Waiting to collect my bounce box and shoes the next morning (February 17th) from Bob is when I ran into Bobby. He had continued on as I had the day before, arriving after dark and sleeping in his tent at the campsite at the entrance to town. He was now checking in to the hostel and collecting a food parcel he had mailed ahead. We each got our stuff, and then retreated to our independent zero day routines: eating, showering, napping, laundry, emails, reviewing maps for the walk ahead. We met up for dinner that night and then retired early to our respective mouse-ridd en cottages.
“So, what’s your story?”, Bob asked me the next morning.
I started to tell him about my background, and he stopped me.
“No. Not your history. Your present. What is your narrative? What is this walk all about, for you?”
Bob explained that he meets all kinds of people walking the Te Araroa. They all have some different goal and set of rules they bring to the journey:
Some won’t hitch even off-trail for resupply. Some won’t sleep in a bed. Some want to carry their own food. Some want to complete the walk fast. Some are racing against their dwindling bank accounts. Some want the lightest pack. Some want to look the part and grow a bigass beard. Some are collecting through-hike trophies, adding the Te Araroa to other conquests like the Appalachian Trail or the PCT. Some want a wilderness experience. Some want to pause, take off, and do other notable hikes along the way, before continuing on the Te Araroa trail. Some want to test their mettle and resourcefulness. Some, just want adventure and nothing more.
He explained all this in colourful detail, with examples and stories. Then he asked me again.
“Well… I don’t know how to put it…” I started to say. My mind scrambling to provide a truthful answer.
“My goals aren’t tactical, beyond walking the entire trail…”. I was starting to ramble on about “perspective in life…” and all that.
Then, I had a moment of clarity.
“I really don’t care about all that hiker bullshit. I am not here to be in the wilderness, or live in a tent for weeks on end without bathing or shaving. I respect that others get something out of that. Everyone has their own journey. But I don’t know what my pack weighs and I don’t care one way or another about that kind of stuff.”
“My story? My story is I want to live my life in a different way. This walk is a means to that end. It is nothing more than time and space to figure out what that is. I am here to write my own story.”
I am getting a sense now of what that story is. I have now begun writing my own narrative. It has five key influences.
- Patience: To give myself, and those around me, the space and time to learn.

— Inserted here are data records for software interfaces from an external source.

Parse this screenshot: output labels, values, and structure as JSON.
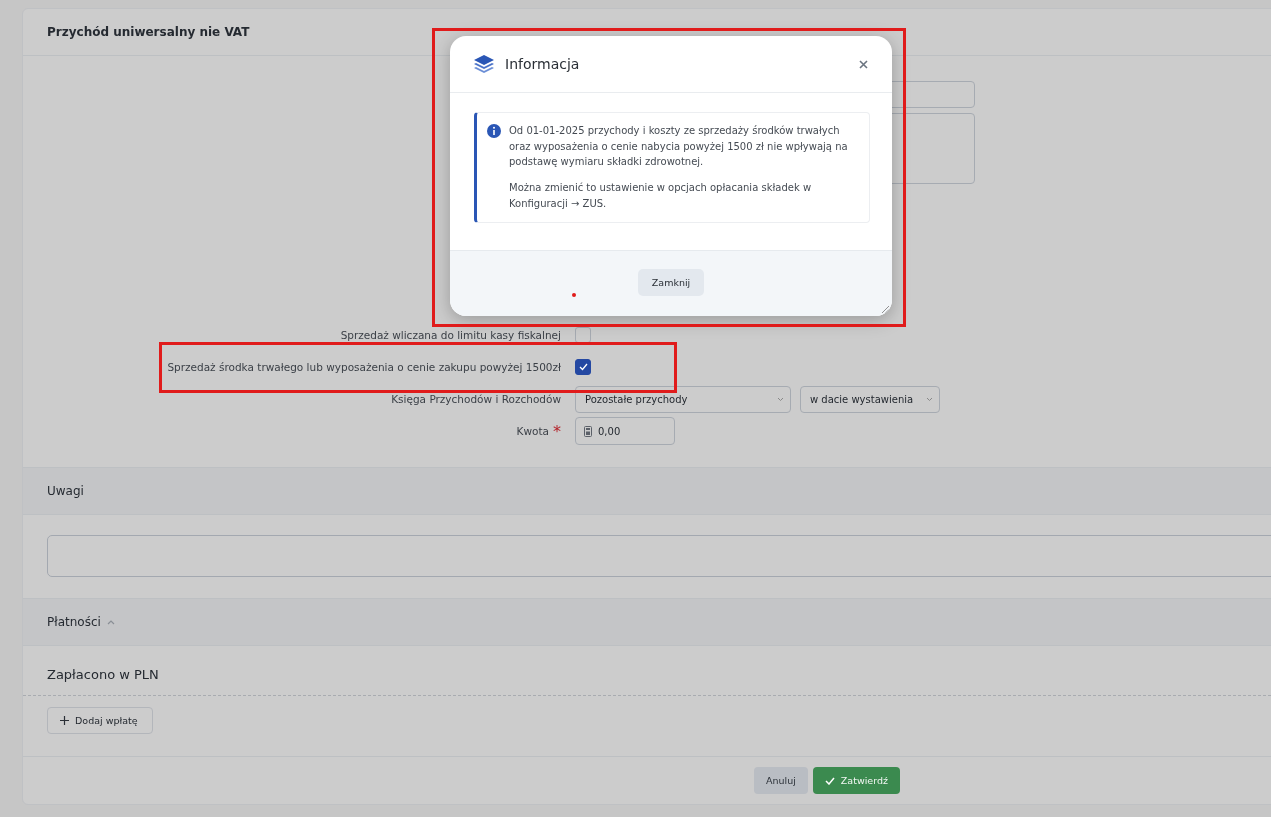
{
  "form": {
    "title": "Przychód uniwersalny nie VAT",
    "rows": [
      {
        "kind": "checkbox",
        "label": "Sprzedaż wliczana do limitu kasy fiskalnej",
        "checked": false
      },
      {
        "kind": "checkbox",
        "label": "Sprzedaż środka trwałego lub wyposażenia o cenie zakupu powyżej 1500zł",
        "checked": true
      },
      {
        "kind": "selects",
        "label": "Księga Przychodów i Rozchodów",
        "values": [
          "Pozostałe przychody",
          "w dacie wystawienia"
        ]
      },
      {
        "kind": "amount",
        "label": "Kwota",
        "required_mark": "*",
        "value": "0,00"
      }
    ]
  },
  "notes": {
    "title": "Uwagi"
  },
  "payments": {
    "title": "Płatności",
    "expanded": true,
    "subtitle": "Zapłacono w PLN",
    "add_button": "Dodaj wpłatę"
  },
  "footer": {
    "buttons": [
      {
        "label": "Anuluj",
        "kind": "secondary"
      },
      {
        "label": "Zatwierdź",
        "kind": "primary"
      }
    ]
  },
  "modal": {
    "title": "Informacja",
    "paragraphs": [
      "Od 01-01-2025 przychody i koszty ze sprzedaży środków trwałych oraz wyposażenia o cenie nabycia powyżej 1500 zł nie wpływają na podstawę wymiaru składki zdrowotnej.",
      "Można zmienić to ustawienie w opcjach opłacania składek w Konfiguracji → ZUS."
    ],
    "close_button": "Zamknij"
  }
}
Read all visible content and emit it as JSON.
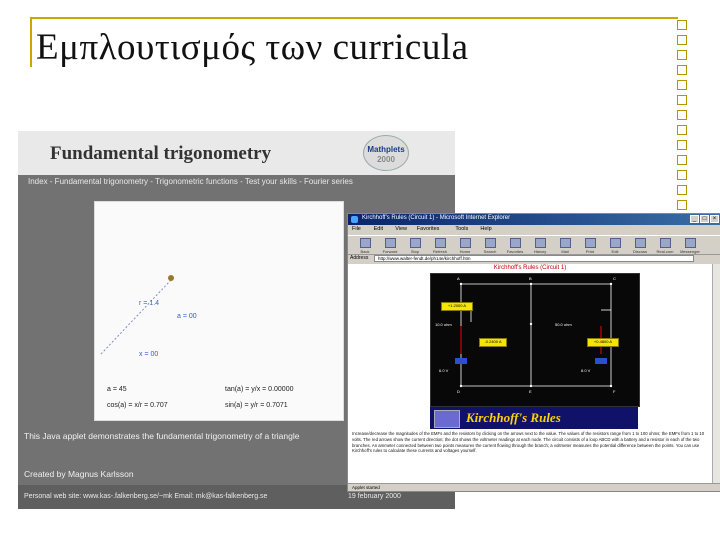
{
  "slide": {
    "title": "Εμπλουτισμός των curricula",
    "accent_color": "#c8a800"
  },
  "trig_applet": {
    "title": "Fundamental trigonometry",
    "logo_text": "Mathplets",
    "logo_year": "2000",
    "nav": "Index - Fundamental trigonometry - Trigonometric functions - Test your skills - Fourier series",
    "labels": {
      "r": "r = 1.4",
      "a": "a = 00",
      "x": "x = 00"
    },
    "values": {
      "a": "a = 45",
      "tan": "tan(a) = y/x = 0.00000",
      "cos": "cos(a) = x/r = 0.707",
      "sin": "sin(a) = y/r = 0.7071"
    },
    "description": "This Java applet demonstrates the fundamental trigonometry of a triangle",
    "created_by": "Created by Magnus Karlsson",
    "personal": "Personal web site: www.kas-.falkenberg.se/~mk Email: mk@kas-falkenberg.se",
    "date": "19 february 2000"
  },
  "ie_window": {
    "title": "Kirchhoff's Rules (Circuit 1) - Microsoft Internet Explorer",
    "menu": [
      "File",
      "Edit",
      "View",
      "Favorites",
      "Tools",
      "Help"
    ],
    "toolbar": [
      "Back",
      "Forward",
      "Stop",
      "Refresh",
      "Home",
      "Search",
      "Favorites",
      "History",
      "Mail",
      "Print",
      "Edit",
      "Discuss",
      "Real.com",
      "Messenger"
    ],
    "address_label": "Address",
    "address": "http://www.walter-fendt.de/ph14e/kirchhoff.htm",
    "status": "Applet started",
    "page_heading": "Kirchhoff's Rules (Circuit 1)",
    "banner": "Kirchhoff's Rules",
    "circuit": {
      "b1": "+1.2000 A",
      "b2": "-0.2400 A",
      "b3": "+0.4800 A",
      "r1": "10.0 ohm",
      "r2": "50.0 ohm",
      "v1": "6.0 V",
      "v2": "8.0 V",
      "nodes": [
        "A",
        "B",
        "C",
        "D",
        "E",
        "F"
      ]
    },
    "body_text": "Increase/decrease the magnitudes of the EMFs and the resistors by clicking on the arrows next to the value. The values of the resistors range from 1 to 100 ohms; the EMFs from 1 to 10 volts. The red arrows show the current direction; the dot shows the voltmeter readings at each node. The circuit consists of a loop ABCD with a battery and a resistor in each of the two branches. An ammeter connected between two points measures the current flowing through the branch; a voltmeter measures the potential difference between the points. You can use Kirchhoff's rules to calculate these currents and voltages yourself."
  }
}
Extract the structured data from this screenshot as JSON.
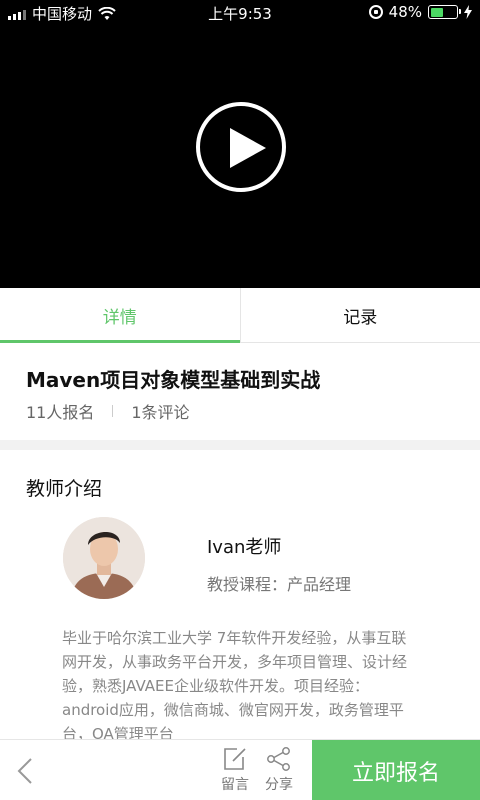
{
  "status_bar": {
    "carrier": "中国移动",
    "time": "上午9:53",
    "battery_text": "48%",
    "battery_level": 0.48,
    "battery_color": "#4cd964"
  },
  "video": {
    "play_icon": "play-icon"
  },
  "tabs": [
    {
      "label": "详情",
      "active": true
    },
    {
      "label": "记录",
      "active": false
    }
  ],
  "course": {
    "title": "Maven项目对象模型基础到实战",
    "enrolled": "11人报名",
    "comments": "1条评论"
  },
  "teacher": {
    "section_title": "教师介绍",
    "name": "Ivan老师",
    "course": "教授课程：产品经理",
    "bio": "毕业于哈尔滨工业大学 7年软件开发经验，从事互联网开发，从事政务平台开发，多年项目管理、设计经验，熟悉JAVAEE企业级软件开发。项目经验：android应用，微信商城、微官网开发，政务管理平台，OA管理平台"
  },
  "bottom_bar": {
    "comment_label": "留言",
    "share_label": "分享",
    "signup_label": "立即报名",
    "accent_color": "#5fc66a"
  }
}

- Kindness: To assume the best in people. To accept and suffer, if need be, when people take advantage or misunderstand.
- Gentleness: To be tender. To approach challenges with a kind heart. To seek the safest, healthiest path for all involved.
- Consideration: To make life easier for all the people around me. Family, friends, strangers, whoever.
- Genuine: To respect others by not wearing a mask. To be honest and transparent about me and my motives.
Yes, these values are obvious and familiar. Some might say trite. But what I now recognize, for myself, is the need for them to be at the fore of my story. Not the rear.
This adventure? Blisters and bugs, rodents and rain, injury and insult? Vistas and valleys, folliage and friendships, solitude and stars? A mixed bag. Just like the rest of “real life”.
When walking in the forest or in the alpine gorse, I use my walking sticks to push back the folliage ahead of me. To better see the path and avoid hazards. It doesn’t change the path. It simply helps me avoid missteps, cuts and scrapes or tripping on a rock as I move forward.
This journey has served to help me push back the clutter. It won’t dictate my life’s path. What it has done is provide the glimpse I need to move forward with fewer missteps. A chance to stay mindful and be true to my own narrative.
To write my own story.